(Data for this task)
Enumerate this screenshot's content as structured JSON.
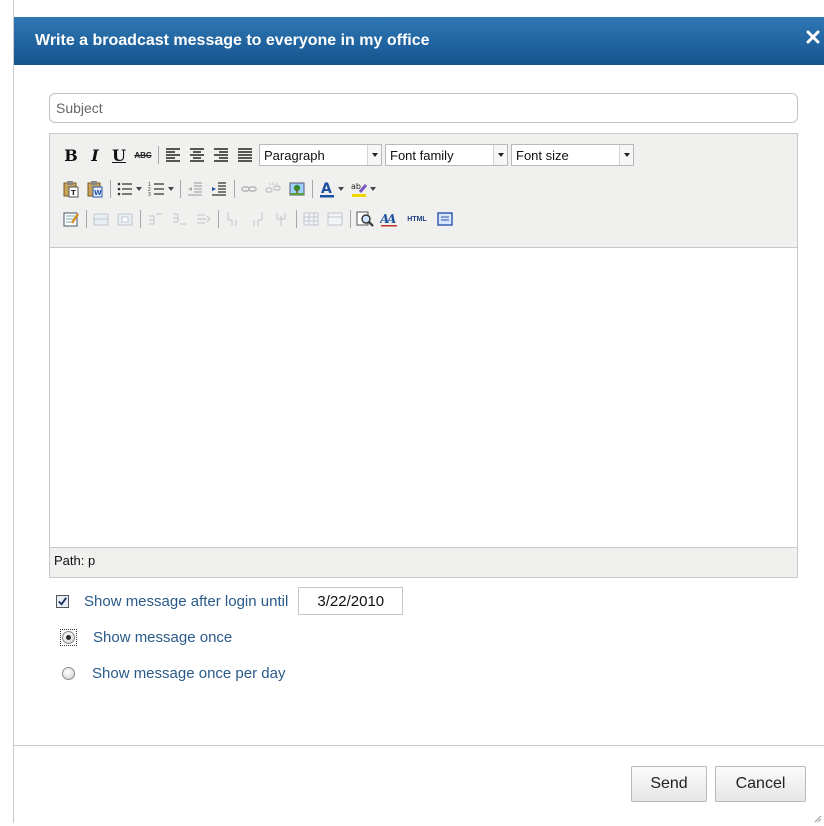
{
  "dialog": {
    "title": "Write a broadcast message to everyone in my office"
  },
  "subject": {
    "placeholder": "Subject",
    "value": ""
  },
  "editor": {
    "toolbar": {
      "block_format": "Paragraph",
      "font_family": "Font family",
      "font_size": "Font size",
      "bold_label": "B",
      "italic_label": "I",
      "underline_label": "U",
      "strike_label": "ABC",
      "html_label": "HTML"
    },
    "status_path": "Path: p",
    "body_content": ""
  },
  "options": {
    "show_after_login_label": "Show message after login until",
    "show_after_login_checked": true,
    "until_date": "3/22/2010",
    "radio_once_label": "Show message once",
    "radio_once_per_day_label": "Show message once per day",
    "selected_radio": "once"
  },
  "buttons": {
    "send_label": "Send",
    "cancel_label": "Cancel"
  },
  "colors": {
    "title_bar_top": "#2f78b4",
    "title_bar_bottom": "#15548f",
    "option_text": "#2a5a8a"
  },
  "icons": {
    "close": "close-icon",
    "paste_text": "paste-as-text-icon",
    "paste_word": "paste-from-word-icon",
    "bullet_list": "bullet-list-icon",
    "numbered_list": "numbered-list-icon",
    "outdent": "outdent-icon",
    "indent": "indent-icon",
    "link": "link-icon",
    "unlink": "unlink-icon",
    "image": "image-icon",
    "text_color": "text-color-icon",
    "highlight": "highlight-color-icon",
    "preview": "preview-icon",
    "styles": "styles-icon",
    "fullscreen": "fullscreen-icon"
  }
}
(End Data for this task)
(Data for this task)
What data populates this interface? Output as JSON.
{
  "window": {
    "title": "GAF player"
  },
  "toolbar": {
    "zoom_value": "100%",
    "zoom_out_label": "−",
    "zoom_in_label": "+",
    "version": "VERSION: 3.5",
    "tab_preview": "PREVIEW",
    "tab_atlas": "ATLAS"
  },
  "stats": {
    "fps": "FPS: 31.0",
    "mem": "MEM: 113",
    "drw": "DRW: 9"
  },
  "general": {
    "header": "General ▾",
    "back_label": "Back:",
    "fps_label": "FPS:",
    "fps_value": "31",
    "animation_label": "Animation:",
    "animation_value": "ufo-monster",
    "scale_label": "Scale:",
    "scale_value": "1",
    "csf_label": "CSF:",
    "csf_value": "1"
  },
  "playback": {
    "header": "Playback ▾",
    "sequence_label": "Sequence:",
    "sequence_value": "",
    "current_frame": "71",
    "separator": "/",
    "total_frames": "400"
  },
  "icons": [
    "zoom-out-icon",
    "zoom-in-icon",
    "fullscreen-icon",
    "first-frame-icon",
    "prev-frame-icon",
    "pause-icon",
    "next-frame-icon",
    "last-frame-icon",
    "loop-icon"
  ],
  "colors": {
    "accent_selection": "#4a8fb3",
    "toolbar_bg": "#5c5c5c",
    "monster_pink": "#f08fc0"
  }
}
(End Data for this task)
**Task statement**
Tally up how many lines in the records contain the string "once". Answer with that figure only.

**Completed task**
3